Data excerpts
::::

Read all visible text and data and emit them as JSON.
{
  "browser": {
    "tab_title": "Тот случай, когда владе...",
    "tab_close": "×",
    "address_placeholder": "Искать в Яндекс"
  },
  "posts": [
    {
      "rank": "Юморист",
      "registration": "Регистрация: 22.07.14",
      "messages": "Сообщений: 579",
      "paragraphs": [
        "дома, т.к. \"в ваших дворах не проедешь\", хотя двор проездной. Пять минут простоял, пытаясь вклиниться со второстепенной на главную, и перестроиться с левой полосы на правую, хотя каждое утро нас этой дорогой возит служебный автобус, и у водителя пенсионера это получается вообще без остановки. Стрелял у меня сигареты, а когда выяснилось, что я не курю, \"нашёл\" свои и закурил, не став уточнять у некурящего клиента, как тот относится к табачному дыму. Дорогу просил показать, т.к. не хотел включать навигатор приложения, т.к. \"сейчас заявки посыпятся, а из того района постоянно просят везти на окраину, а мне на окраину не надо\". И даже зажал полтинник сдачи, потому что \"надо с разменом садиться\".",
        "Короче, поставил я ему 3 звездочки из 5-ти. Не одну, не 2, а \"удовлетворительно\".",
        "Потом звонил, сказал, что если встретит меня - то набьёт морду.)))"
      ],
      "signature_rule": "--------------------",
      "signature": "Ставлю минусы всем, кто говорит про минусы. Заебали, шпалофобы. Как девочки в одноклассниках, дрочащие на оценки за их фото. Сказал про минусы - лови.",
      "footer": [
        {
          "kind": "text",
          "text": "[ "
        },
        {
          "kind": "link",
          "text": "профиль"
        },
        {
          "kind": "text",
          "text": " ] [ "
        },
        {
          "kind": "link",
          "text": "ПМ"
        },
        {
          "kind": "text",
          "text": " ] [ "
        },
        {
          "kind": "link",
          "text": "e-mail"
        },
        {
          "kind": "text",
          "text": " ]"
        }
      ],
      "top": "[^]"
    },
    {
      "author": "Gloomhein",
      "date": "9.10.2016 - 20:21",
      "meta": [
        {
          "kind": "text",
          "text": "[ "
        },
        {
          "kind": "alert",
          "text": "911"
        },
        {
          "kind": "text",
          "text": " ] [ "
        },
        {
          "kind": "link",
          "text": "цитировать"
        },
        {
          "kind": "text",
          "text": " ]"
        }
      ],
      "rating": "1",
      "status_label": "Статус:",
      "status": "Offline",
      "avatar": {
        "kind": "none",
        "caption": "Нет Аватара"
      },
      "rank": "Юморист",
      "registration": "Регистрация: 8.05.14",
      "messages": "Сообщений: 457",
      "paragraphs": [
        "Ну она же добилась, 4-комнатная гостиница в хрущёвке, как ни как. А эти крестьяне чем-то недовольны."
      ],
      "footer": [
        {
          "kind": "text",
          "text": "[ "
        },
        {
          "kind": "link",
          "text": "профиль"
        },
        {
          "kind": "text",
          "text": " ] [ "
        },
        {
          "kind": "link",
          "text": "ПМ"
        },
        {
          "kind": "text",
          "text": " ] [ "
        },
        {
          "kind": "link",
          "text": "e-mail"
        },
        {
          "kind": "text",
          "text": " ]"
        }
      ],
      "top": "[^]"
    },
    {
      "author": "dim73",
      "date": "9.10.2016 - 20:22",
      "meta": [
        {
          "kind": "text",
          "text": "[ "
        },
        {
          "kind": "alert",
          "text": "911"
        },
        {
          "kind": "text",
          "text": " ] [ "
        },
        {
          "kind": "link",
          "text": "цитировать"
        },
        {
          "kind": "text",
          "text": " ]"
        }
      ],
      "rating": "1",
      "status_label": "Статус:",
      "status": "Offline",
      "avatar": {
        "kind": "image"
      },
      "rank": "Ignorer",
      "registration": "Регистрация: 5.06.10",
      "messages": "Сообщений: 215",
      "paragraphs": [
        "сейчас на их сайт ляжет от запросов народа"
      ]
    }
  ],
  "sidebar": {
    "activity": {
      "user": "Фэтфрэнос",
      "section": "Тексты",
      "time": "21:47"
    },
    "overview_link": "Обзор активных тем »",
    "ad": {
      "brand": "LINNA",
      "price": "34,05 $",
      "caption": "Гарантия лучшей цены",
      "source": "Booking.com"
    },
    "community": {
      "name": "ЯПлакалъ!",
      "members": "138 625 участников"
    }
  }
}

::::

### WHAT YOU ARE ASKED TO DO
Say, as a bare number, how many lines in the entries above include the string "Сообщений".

### RESULT FOR THIS EXERCISE
3